Set down every record below exactly as written.
■ ■ ■ ■
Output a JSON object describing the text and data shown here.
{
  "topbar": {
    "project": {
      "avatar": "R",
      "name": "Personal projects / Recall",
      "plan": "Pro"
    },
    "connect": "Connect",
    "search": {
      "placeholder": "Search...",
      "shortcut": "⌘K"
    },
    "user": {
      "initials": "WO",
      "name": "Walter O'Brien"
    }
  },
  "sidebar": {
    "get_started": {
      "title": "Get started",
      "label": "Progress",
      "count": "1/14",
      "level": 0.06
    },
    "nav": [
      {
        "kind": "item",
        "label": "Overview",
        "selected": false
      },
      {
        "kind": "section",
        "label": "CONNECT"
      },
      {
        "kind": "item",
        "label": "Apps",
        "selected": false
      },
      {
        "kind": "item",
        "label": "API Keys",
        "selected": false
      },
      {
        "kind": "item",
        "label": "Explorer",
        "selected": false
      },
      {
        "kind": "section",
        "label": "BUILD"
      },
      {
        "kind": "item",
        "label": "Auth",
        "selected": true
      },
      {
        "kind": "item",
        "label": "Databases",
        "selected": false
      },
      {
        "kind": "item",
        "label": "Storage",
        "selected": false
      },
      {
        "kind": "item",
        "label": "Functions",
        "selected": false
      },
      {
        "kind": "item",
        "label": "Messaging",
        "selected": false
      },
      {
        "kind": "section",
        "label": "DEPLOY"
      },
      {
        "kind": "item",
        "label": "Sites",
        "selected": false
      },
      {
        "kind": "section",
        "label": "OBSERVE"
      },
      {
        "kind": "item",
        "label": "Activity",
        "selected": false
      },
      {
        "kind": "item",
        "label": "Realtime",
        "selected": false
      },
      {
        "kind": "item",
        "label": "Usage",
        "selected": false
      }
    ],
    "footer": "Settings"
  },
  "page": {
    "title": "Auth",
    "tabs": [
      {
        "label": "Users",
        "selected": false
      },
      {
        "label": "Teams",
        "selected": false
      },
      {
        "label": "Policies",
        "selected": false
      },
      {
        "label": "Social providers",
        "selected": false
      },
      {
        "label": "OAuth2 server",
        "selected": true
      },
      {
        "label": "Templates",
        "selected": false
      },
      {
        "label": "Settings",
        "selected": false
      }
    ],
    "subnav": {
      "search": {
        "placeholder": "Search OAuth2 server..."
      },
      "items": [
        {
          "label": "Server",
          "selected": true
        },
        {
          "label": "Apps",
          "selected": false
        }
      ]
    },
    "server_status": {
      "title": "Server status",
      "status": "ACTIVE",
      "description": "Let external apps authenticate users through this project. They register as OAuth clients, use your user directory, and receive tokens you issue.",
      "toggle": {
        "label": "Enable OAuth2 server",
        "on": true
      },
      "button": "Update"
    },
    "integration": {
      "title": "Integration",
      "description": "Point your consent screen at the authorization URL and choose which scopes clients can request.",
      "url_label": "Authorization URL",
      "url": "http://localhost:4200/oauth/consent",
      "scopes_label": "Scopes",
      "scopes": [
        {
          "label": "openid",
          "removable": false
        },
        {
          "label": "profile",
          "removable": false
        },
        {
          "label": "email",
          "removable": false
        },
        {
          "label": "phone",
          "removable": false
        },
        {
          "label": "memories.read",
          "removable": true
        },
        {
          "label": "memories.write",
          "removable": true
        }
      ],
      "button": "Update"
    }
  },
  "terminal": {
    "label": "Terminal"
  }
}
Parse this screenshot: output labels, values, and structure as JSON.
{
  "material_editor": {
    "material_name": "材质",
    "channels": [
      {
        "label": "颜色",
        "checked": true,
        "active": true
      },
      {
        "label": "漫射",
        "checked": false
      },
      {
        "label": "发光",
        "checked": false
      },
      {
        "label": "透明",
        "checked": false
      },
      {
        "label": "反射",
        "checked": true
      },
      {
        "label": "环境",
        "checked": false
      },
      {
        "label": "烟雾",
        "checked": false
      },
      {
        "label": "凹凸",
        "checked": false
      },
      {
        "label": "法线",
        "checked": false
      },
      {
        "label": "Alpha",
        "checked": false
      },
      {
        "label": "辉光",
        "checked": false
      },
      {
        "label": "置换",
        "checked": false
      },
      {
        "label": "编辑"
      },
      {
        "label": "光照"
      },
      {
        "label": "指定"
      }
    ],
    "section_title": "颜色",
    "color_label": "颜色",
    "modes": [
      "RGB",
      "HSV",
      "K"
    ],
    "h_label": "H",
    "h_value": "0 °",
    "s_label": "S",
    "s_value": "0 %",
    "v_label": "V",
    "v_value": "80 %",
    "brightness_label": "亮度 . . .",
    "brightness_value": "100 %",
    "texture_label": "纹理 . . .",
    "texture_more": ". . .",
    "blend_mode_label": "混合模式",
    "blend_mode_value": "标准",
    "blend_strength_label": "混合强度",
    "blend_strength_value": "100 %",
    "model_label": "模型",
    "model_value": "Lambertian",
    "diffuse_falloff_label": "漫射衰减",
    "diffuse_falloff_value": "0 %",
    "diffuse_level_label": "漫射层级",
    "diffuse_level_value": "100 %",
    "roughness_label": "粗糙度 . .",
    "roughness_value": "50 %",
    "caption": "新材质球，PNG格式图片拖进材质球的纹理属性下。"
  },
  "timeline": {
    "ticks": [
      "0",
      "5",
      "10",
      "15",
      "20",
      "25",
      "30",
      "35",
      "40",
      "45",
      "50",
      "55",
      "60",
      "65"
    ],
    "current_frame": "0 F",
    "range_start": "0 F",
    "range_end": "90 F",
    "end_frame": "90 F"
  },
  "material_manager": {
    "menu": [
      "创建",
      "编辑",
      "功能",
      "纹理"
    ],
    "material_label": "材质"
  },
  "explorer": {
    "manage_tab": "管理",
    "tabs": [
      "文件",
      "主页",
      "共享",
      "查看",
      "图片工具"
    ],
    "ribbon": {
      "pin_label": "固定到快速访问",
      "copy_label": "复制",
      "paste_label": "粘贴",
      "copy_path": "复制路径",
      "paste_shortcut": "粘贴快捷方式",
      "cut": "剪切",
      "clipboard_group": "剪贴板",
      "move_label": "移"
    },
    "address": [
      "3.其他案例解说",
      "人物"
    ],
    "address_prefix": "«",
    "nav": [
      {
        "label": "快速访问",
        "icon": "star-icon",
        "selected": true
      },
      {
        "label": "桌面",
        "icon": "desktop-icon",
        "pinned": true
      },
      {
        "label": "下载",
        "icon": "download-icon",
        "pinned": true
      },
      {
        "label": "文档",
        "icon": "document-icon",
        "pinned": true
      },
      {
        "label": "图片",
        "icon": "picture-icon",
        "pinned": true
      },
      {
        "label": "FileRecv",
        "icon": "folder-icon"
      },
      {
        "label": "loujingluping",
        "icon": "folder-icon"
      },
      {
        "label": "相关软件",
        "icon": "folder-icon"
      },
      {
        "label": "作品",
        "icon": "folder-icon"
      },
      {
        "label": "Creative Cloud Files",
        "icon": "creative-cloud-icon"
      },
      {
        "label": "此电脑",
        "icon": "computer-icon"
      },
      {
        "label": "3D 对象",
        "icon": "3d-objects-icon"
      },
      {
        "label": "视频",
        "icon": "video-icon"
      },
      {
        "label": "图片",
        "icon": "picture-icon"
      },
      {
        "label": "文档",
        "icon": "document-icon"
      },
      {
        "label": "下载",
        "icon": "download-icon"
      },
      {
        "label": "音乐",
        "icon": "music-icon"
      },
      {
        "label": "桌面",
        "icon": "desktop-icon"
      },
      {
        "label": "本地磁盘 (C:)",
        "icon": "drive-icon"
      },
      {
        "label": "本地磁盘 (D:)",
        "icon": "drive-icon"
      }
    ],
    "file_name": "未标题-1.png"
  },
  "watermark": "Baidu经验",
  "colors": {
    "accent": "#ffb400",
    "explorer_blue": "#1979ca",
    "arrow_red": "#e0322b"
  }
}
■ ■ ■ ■
Output of the exercise:
Output a JSON object describing the text and data shown here.
{
  "topbar": {
    "project": {
      "avatar": "R",
      "name": "Personal projects / Recall",
      "plan": "Pro"
    },
    "connect": "Connect",
    "search": {
      "placeholder": "Search...",
      "shortcut": "⌘K"
    },
    "user": {
      "initials": "WO",
      "name": "Walter O'Brien"
    }
  },
  "sidebar": {
    "get_started": {
      "title": "Get started",
      "label": "Progress",
      "count": "1/14",
      "level": 0.06
    },
    "nav": [
      {
        "kind": "item",
        "label": "Overview",
        "selected": false
      },
      {
        "kind": "section",
        "label": "CONNECT"
      },
      {
        "kind": "item",
        "label": "Apps",
        "selected": false
      },
      {
        "kind": "item",
        "label": "API Keys",
        "selected": false
      },
      {
        "kind": "item",
        "label": "Explorer",
        "selected": false
      },
      {
        "kind": "section",
        "label": "BUILD"
      },
      {
        "kind": "item",
        "label": "Auth",
        "selected": true
      },
      {
        "kind": "item",
        "label": "Databases",
        "selected": false
      },
      {
        "kind": "item",
        "label": "Storage",
        "selected": false
      },
      {
        "kind": "item",
        "label": "Functions",
        "selected": false
      },
      {
        "kind": "item",
        "label": "Messaging",
        "selected": false
      },
      {
        "kind": "section",
        "label": "DEPLOY"
      },
      {
        "kind": "item",
        "label": "Sites",
        "selected": false
      },
      {
        "kind": "section",
        "label": "OBSERVE"
      },
      {
        "kind": "item",
        "label": "Activity",
        "selected": false
      },
      {
        "kind": "item",
        "label": "Realtime",
        "selected": false
      },
      {
        "kind": "item",
        "label": "Usage",
        "selected": false
      }
    ],
    "footer": "Settings"
  },
  "page": {
    "title": "Auth",
    "tabs": [
      {
        "label": "Users",
        "selected": false
      },
      {
        "label": "Teams",
        "selected": false
      },
      {
        "label": "Policies",
        "selected": false
      },
      {
        "label": "Social providers",
        "selected": false
      },
      {
        "label": "OAuth2 server",
        "selected": true
      },
      {
        "label": "Templates",
        "selected": false
      },
      {
        "label": "Settings",
        "selected": false
      }
    ],
    "subnav": {
      "search": {
        "placeholder": "Search OAuth2 server..."
      },
      "items": [
        {
          "label": "Server",
          "selected": true
        },
        {
          "label": "Apps",
          "selected": false
        }
      ]
    },
    "server_status": {
      "title": "Server status",
      "status": "ACTIVE",
      "description": "Let external apps authenticate users through this project. They register as OAuth clients, use your user directory, and receive tokens you issue.",
      "toggle": {
        "label": "Enable OAuth2 server",
        "on": true
      },
      "button": "Update"
    },
    "integration": {
      "title": "Integration",
      "description": "Point your consent screen at the authorization URL and choose which scopes clients can request.",
      "url_label": "Authorization URL",
      "url": "http://localhost:4200/oauth/consent",
      "scopes_label": "Scopes",
      "scopes": [
        {
          "label": "openid",
          "removable": false
        },
        {
          "label": "profile",
          "removable": false
        },
        {
          "label": "email",
          "removable": false
        },
        {
          "label": "phone",
          "removable": false
        },
        {
          "label": "memories.read",
          "removable": true
        },
        {
          "label": "memories.write",
          "removable": true
        }
      ],
      "button": "Update"
    }
  },
  "terminal": {
    "label": "Terminal"
  }
}
Parse this screenshot: output labels, values, and structure as JSON.
{
  "material_editor": {
    "material_name": "材质",
    "channels": [
      {
        "label": "颜色",
        "checked": true,
        "active": true
      },
      {
        "label": "漫射",
        "checked": false
      },
      {
        "label": "发光",
        "checked": false
      },
      {
        "label": "透明",
        "checked": false
      },
      {
        "label": "反射",
        "checked": true
      },
      {
        "label": "环境",
        "checked": false
      },
      {
        "label": "烟雾",
        "checked": false
      },
      {
        "label": "凹凸",
        "checked": false
      },
      {
        "label": "法线",
        "checked": false
      },
      {
        "label": "Alpha",
        "checked": false
      },
      {
        "label": "辉光",
        "checked": false
      },
      {
        "label": "置换",
        "checked": false
      },
      {
        "label": "编辑"
      },
      {
        "label": "光照"
      },
      {
        "label": "指定"
      }
    ],
    "section_title": "颜色",
    "color_label": "颜色",
    "modes": [
      "RGB",
      "HSV",
      "K"
    ],
    "h_label": "H",
    "h_value": "0 °",
    "s_label": "S",
    "s_value": "0 %",
    "v_label": "V",
    "v_value": "80 %",
    "brightness_label": "亮度 . . .",
    "brightness_value": "100 %",
    "texture_label": "纹理 . . .",
    "texture_more": ". . .",
    "blend_mode_label": "混合模式",
    "blend_mode_value": "标准",
    "blend_strength_label": "混合强度",
    "blend_strength_value": "100 %",
    "model_label": "模型",
    "model_value": "Lambertian",
    "diffuse_falloff_label": "漫射衰减",
    "diffuse_falloff_value": "0 %",
    "diffuse_level_label": "漫射层级",
    "diffuse_level_value": "100 %",
    "roughness_label": "粗糙度 . .",
    "roughness_value": "50 %",
    "caption": "新材质球，PNG格式图片拖进材质球的纹理属性下。"
  },
  "timeline": {
    "ticks": [
      "0",
      "5",
      "10",
      "15",
      "20",
      "25",
      "30",
      "35",
      "40",
      "45",
      "50",
      "55",
      "60",
      "65"
    ],
    "current_frame": "0 F",
    "range_start": "0 F",
    "range_end": "90 F",
    "end_frame": "90 F"
  },
  "material_manager": {
    "menu": [
      "创建",
      "编辑",
      "功能",
      "纹理"
    ],
    "material_label": "材质"
  },
  "explorer": {
    "manage_tab": "管理",
    "tabs": [
      "文件",
      "主页",
      "共享",
      "查看",
      "图片工具"
    ],
    "ribbon": {
      "pin_label": "固定到快速访问",
      "copy_label": "复制",
      "paste_label": "粘贴",
      "copy_path": "复制路径",
      "paste_shortcut": "粘贴快捷方式",
      "cut": "剪切",
      "clipboard_group": "剪贴板",
      "move_label": "移"
    },
    "address": [
      "3.其他案例解说",
      "人物"
    ],
    "address_prefix": "«",
    "nav": [
      {
        "label": "快速访问",
        "icon": "star-icon",
        "selected": true
      },
      {
        "label": "桌面",
        "icon": "desktop-icon",
        "pinned": true
      },
      {
        "label": "下载",
        "icon": "download-icon",
        "pinned": true
      },
      {
        "label": "文档",
        "icon": "document-icon",
        "pinned": true
      },
      {
        "label": "图片",
        "icon": "picture-icon",
        "pinned": true
      },
      {
        "label": "FileRecv",
        "icon": "folder-icon"
      },
      {
        "label": "loujingluping",
        "icon": "folder-icon"
      },
      {
        "label": "相关软件",
        "icon": "folder-icon"
      },
      {
        "label": "作品",
        "icon": "folder-icon"
      },
      {
        "label": "Creative Cloud Files",
        "icon": "creative-cloud-icon"
      },
      {
        "label": "此电脑",
        "icon": "computer-icon"
      },
      {
        "label": "3D 对象",
        "icon": "3d-objects-icon"
      },
      {
        "label": "视频",
        "icon": "video-icon"
      },
      {
        "label": "图片",
        "icon": "picture-icon"
      },
      {
        "label": "文档",
        "icon": "document-icon"
      },
      {
        "label": "下载",
        "icon": "download-icon"
      },
      {
        "label": "音乐",
        "icon": "music-icon"
      },
      {
        "label": "桌面",
        "icon": "desktop-icon"
      },
      {
        "label": "本地磁盘 (C:)",
        "icon": "drive-icon"
      },
      {
        "label": "本地磁盘 (D:)",
        "icon": "drive-icon"
      }
    ],
    "file_name": "未标题-1.png"
  },
  "watermark": "Baidu经验",
  "colors": {
    "accent": "#ffb400",
    "explorer_blue": "#1979ca",
    "arrow_red": "#e0322b"
  }
}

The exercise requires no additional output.